## Website and app data records
● ● ● ● ● ● ●

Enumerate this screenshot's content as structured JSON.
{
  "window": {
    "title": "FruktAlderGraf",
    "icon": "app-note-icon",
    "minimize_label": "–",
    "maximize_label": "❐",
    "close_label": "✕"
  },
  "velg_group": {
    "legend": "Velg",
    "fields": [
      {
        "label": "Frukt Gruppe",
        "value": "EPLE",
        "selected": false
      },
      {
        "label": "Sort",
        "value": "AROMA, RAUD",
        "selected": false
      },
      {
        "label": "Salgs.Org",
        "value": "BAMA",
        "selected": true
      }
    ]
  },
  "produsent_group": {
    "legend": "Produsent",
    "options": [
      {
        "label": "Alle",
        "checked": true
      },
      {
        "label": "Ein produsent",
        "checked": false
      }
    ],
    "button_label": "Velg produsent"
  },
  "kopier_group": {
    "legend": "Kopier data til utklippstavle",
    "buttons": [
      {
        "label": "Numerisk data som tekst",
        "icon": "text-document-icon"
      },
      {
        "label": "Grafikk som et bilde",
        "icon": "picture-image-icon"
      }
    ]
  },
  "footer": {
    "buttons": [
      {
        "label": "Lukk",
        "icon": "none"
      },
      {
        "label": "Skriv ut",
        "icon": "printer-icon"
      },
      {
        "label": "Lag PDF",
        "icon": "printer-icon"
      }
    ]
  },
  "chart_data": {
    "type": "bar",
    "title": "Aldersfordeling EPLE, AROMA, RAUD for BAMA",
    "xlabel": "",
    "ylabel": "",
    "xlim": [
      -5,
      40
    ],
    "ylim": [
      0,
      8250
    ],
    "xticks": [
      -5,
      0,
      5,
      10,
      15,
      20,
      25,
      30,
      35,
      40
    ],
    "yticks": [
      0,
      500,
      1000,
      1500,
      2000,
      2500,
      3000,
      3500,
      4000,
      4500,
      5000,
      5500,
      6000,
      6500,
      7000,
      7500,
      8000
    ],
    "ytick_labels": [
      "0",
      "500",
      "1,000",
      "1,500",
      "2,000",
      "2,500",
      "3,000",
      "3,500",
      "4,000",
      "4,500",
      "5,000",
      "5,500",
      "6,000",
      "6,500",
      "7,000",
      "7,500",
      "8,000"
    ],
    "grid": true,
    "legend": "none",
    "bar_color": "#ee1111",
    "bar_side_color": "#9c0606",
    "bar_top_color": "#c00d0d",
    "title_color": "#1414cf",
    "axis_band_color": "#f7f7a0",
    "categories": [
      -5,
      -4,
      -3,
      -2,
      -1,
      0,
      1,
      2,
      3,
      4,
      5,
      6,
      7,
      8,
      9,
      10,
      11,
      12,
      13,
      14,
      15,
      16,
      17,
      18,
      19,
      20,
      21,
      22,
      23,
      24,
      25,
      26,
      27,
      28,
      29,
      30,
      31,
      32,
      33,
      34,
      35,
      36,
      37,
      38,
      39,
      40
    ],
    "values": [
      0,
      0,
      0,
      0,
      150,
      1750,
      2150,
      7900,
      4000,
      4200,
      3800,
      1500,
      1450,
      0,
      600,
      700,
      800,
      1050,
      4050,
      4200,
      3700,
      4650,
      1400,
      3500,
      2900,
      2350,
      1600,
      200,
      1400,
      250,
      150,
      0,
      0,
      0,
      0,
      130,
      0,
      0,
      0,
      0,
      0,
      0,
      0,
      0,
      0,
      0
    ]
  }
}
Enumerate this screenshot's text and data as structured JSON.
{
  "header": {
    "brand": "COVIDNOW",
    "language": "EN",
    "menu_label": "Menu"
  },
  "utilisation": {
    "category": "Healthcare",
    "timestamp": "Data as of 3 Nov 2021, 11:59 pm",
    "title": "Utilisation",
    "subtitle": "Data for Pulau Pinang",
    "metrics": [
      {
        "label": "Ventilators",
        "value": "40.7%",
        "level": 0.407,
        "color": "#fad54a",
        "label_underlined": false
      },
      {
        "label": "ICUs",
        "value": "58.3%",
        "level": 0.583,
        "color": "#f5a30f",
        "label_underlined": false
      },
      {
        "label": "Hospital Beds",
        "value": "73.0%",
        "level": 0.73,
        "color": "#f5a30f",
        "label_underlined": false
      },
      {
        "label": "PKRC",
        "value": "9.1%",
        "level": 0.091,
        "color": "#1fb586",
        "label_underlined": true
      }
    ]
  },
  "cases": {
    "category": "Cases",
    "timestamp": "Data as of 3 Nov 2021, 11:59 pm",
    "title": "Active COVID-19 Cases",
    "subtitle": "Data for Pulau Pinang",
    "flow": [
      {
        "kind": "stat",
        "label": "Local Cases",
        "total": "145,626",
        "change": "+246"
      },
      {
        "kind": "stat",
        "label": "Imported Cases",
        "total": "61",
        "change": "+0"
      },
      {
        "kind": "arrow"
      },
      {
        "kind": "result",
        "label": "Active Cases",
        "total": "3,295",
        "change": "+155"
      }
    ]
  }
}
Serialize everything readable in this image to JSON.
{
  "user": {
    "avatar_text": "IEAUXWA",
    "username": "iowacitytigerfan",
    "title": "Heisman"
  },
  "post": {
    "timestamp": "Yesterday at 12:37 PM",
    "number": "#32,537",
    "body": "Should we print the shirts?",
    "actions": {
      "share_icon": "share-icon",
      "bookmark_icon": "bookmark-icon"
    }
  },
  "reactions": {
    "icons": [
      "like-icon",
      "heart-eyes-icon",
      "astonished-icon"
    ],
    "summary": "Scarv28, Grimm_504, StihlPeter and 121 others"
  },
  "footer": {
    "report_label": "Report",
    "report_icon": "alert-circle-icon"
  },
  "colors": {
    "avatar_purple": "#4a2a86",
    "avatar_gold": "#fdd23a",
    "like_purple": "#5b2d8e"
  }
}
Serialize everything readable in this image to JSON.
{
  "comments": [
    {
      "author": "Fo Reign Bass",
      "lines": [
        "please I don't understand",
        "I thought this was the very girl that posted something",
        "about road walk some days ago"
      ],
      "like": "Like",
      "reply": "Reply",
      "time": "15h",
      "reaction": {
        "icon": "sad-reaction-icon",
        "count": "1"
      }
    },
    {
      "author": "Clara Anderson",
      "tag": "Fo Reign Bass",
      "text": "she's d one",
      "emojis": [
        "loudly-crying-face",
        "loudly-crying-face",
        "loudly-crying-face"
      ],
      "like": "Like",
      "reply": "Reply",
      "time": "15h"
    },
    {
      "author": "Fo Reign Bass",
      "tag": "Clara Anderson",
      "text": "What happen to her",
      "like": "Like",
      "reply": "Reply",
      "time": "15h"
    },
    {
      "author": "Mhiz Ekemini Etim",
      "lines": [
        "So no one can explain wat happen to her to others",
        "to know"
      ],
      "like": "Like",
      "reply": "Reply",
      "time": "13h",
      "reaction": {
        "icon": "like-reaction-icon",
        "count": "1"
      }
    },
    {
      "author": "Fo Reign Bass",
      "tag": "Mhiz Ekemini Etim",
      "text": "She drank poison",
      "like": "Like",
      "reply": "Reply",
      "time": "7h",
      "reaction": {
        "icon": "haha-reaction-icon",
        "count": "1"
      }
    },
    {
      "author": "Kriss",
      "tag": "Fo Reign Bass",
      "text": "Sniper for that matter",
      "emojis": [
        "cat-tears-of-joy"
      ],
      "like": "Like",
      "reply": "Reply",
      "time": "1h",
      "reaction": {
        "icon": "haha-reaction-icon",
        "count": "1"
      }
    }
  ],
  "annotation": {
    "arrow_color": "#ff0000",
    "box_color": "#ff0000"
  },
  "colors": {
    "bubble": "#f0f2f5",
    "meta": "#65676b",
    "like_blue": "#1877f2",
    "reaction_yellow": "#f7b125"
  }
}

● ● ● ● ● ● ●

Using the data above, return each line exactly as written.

## Result below
Enumerate this screenshot's content as structured JSON.
{
  "window": {
    "title": "FruktAlderGraf",
    "icon": "app-note-icon",
    "minimize_label": "–",
    "maximize_label": "❐",
    "close_label": "✕"
  },
  "velg_group": {
    "legend": "Velg",
    "fields": [
      {
        "label": "Frukt Gruppe",
        "value": "EPLE",
        "selected": false
      },
      {
        "label": "Sort",
        "value": "AROMA, RAUD",
        "selected": false
      },
      {
        "label": "Salgs.Org",
        "value": "BAMA",
        "selected": true
      }
    ]
  },
  "produsent_group": {
    "legend": "Produsent",
    "options": [
      {
        "label": "Alle",
        "checked": true
      },
      {
        "label": "Ein produsent",
        "checked": false
      }
    ],
    "button_label": "Velg produsent"
  },
  "kopier_group": {
    "legend": "Kopier data til utklippstavle",
    "buttons": [
      {
        "label": "Numerisk data som tekst",
        "icon": "text-document-icon"
      },
      {
        "label": "Grafikk som et bilde",
        "icon": "picture-image-icon"
      }
    ]
  },
  "footer": {
    "buttons": [
      {
        "label": "Lukk",
        "icon": "none"
      },
      {
        "label": "Skriv ut",
        "icon": "printer-icon"
      },
      {
        "label": "Lag PDF",
        "icon": "printer-icon"
      }
    ]
  },
  "chart_data": {
    "type": "bar",
    "title": "Aldersfordeling EPLE, AROMA, RAUD for BAMA",
    "xlabel": "",
    "ylabel": "",
    "xlim": [
      -5,
      40
    ],
    "ylim": [
      0,
      8250
    ],
    "xticks": [
      -5,
      0,
      5,
      10,
      15,
      20,
      25,
      30,
      35,
      40
    ],
    "yticks": [
      0,
      500,
      1000,
      1500,
      2000,
      2500,
      3000,
      3500,
      4000,
      4500,
      5000,
      5500,
      6000,
      6500,
      7000,
      7500,
      8000
    ],
    "ytick_labels": [
      "0",
      "500",
      "1,000",
      "1,500",
      "2,000",
      "2,500",
      "3,000",
      "3,500",
      "4,000",
      "4,500",
      "5,000",
      "5,500",
      "6,000",
      "6,500",
      "7,000",
      "7,500",
      "8,000"
    ],
    "grid": true,
    "legend": "none",
    "bar_color": "#ee1111",
    "bar_side_color": "#9c0606",
    "bar_top_color": "#c00d0d",
    "title_color": "#1414cf",
    "axis_band_color": "#f7f7a0",
    "categories": [
      -5,
      -4,
      -3,
      -2,
      -1,
      0,
      1,
      2,
      3,
      4,
      5,
      6,
      7,
      8,
      9,
      10,
      11,
      12,
      13,
      14,
      15,
      16,
      17,
      18,
      19,
      20,
      21,
      22,
      23,
      24,
      25,
      26,
      27,
      28,
      29,
      30,
      31,
      32,
      33,
      34,
      35,
      36,
      37,
      38,
      39,
      40
    ],
    "values": [
      0,
      0,
      0,
      0,
      150,
      1750,
      2150,
      7900,
      4000,
      4200,
      3800,
      1500,
      1450,
      0,
      600,
      700,
      800,
      1050,
      4050,
      4200,
      3700,
      4650,
      1400,
      3500,
      2900,
      2350,
      1600,
      200,
      1400,
      250,
      150,
      0,
      0,
      0,
      0,
      130,
      0,
      0,
      0,
      0,
      0,
      0,
      0,
      0,
      0,
      0
    ]
  }
}
Enumerate this screenshot's text and data as structured JSON.
{
  "header": {
    "brand": "COVIDNOW",
    "language": "EN",
    "menu_label": "Menu"
  },
  "utilisation": {
    "category": "Healthcare",
    "timestamp": "Data as of 3 Nov 2021, 11:59 pm",
    "title": "Utilisation",
    "subtitle": "Data for Pulau Pinang",
    "metrics": [
      {
        "label": "Ventilators",
        "value": "40.7%",
        "level": 0.407,
        "color": "#fad54a",
        "label_underlined": false
      },
      {
        "label": "ICUs",
        "value": "58.3%",
        "level": 0.583,
        "color": "#f5a30f",
        "label_underlined": false
      },
      {
        "label": "Hospital Beds",
        "value": "73.0%",
        "level": 0.73,
        "color": "#f5a30f",
        "label_underlined": false
      },
      {
        "label": "PKRC",
        "value": "9.1%",
        "level": 0.091,
        "color": "#1fb586",
        "label_underlined": true
      }
    ]
  },
  "cases": {
    "category": "Cases",
    "timestamp": "Data as of 3 Nov 2021, 11:59 pm",
    "title": "Active COVID-19 Cases",
    "subtitle": "Data for Pulau Pinang",
    "flow": [
      {
        "kind": "stat",
        "label": "Local Cases",
        "total": "145,626",
        "change": "+246"
      },
      {
        "kind": "stat",
        "label": "Imported Cases",
        "total": "61",
        "change": "+0"
      },
      {
        "kind": "arrow"
      },
      {
        "kind": "result",
        "label": "Active Cases",
        "total": "3,295",
        "change": "+155"
      }
    ]
  }
}
Serialize everything readable in this image to JSON.
{
  "user": {
    "avatar_text": "IEAUXWA",
    "username": "iowacitytigerfan",
    "title": "Heisman"
  },
  "post": {
    "timestamp": "Yesterday at 12:37 PM",
    "number": "#32,537",
    "body": "Should we print the shirts?",
    "actions": {
      "share_icon": "share-icon",
      "bookmark_icon": "bookmark-icon"
    }
  },
  "reactions": {
    "icons": [
      "like-icon",
      "heart-eyes-icon",
      "astonished-icon"
    ],
    "summary": "Scarv28, Grimm_504, StihlPeter and 121 others"
  },
  "footer": {
    "report_label": "Report",
    "report_icon": "alert-circle-icon"
  },
  "colors": {
    "avatar_purple": "#4a2a86",
    "avatar_gold": "#fdd23a",
    "like_purple": "#5b2d8e"
  }
}
Serialize everything readable in this image to JSON.
{
  "comments": [
    {
      "author": "Fo Reign Bass",
      "lines": [
        "please I don't understand",
        "I thought this was the very girl that posted something",
        "about road walk some days ago"
      ],
      "like": "Like",
      "reply": "Reply",
      "time": "15h",
      "reaction": {
        "icon": "sad-reaction-icon",
        "count": "1"
      }
    },
    {
      "author": "Clara Anderson",
      "tag": "Fo Reign Bass",
      "text": "she's d one",
      "emojis": [
        "loudly-crying-face",
        "loudly-crying-face",
        "loudly-crying-face"
      ],
      "like": "Like",
      "reply": "Reply",
      "time": "15h"
    },
    {
      "author": "Fo Reign Bass",
      "tag": "Clara Anderson",
      "text": "What happen to her",
      "like": "Like",
      "reply": "Reply",
      "time": "15h"
    },
    {
      "author": "Mhiz Ekemini Etim",
      "lines": [
        "So no one can explain wat happen to her to others",
        "to know"
      ],
      "like": "Like",
      "reply": "Reply",
      "time": "13h",
      "reaction": {
        "icon": "like-reaction-icon",
        "count": "1"
      }
    },
    {
      "author": "Fo Reign Bass",
      "tag": "Mhiz Ekemini Etim",
      "text": "She drank poison",
      "like": "Like",
      "reply": "Reply",
      "time": "7h",
      "reaction": {
        "icon": "haha-reaction-icon",
        "count": "1"
      }
    },
    {
      "author": "Kriss",
      "tag": "Fo Reign Bass",
      "text": "Sniper for that matter",
      "emojis": [
        "cat-tears-of-joy"
      ],
      "like": "Like",
      "reply": "Reply",
      "time": "1h",
      "reaction": {
        "icon": "haha-reaction-icon",
        "count": "1"
      }
    }
  ],
  "annotation": {
    "arrow_color": "#ff0000",
    "box_color": "#ff0000"
  },
  "colors": {
    "bubble": "#f0f2f5",
    "meta": "#65676b",
    "like_blue": "#1877f2",
    "reaction_yellow": "#f7b125"
  }
}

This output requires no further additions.